    How is truancy dealt with?

    Why aren’t all students in Cayman provided with ID cards? That way if a child is stopped on island appearing to be skipping school, the child has some form of ID which they can show. The card can then be used for swipping when they enter and exit school. The card would contain the child’s picture, the school they attend, birthdate, the grade they are in and maybe not as mandatory but the name of the class teacher. Other options could include the parents names and contact details and the street address where the child resides.

  2. Anonymous says:

    I had neighbours that had two children (5 and 7 years old) that did not go to school. The mother claimed they were home schooled but that was extremely unlikely because they ran around the street and in other yards all day long. Both parents were complete deadbeats. Really sad.

    • Anonymous says:

      What is the easiest most convenient way to report parents such as these?

      • Anonymous says:

        Read the article. Auntie kindly answered that before your question was posted.

    • Anonymous says:

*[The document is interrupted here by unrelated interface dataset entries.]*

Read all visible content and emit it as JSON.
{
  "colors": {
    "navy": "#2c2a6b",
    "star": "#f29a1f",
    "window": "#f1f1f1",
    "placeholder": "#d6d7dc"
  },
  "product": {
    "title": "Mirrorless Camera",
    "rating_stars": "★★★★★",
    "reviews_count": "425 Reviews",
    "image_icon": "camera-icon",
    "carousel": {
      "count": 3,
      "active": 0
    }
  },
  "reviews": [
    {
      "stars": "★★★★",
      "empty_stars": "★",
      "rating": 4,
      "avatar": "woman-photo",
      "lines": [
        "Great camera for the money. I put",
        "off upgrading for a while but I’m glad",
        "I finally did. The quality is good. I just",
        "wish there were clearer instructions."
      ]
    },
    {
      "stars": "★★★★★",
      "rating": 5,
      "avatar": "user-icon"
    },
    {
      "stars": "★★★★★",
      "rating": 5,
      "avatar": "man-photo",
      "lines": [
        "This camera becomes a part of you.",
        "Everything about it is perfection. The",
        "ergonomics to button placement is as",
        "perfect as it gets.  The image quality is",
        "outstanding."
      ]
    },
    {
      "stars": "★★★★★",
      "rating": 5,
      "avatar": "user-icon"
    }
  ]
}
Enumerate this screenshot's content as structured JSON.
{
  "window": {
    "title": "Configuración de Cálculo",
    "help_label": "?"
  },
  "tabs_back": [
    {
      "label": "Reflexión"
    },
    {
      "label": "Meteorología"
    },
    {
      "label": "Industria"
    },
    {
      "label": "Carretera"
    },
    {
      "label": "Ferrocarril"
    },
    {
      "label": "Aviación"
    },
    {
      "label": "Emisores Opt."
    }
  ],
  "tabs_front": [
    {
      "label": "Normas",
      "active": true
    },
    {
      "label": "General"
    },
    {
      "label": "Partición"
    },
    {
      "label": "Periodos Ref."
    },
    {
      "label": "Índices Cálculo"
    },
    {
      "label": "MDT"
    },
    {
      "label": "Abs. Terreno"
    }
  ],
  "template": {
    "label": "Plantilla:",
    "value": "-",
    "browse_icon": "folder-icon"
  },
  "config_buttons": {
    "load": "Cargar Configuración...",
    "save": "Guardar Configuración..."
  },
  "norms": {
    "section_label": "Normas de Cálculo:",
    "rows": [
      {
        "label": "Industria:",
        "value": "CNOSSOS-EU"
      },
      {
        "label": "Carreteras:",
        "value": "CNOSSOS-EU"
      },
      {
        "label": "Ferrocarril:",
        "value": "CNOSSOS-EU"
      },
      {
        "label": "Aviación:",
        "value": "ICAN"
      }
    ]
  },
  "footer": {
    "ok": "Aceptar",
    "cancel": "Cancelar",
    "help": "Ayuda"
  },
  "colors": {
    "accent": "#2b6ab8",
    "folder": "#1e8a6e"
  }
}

      I too know of persons whose children do not and never have attended school. In all the cases I am aware of the children are expatriates. Some were even born here but the authorities seem to ignore their existence. One of the children concerned is now no longer of school age. There seems to be few checks and no accountability.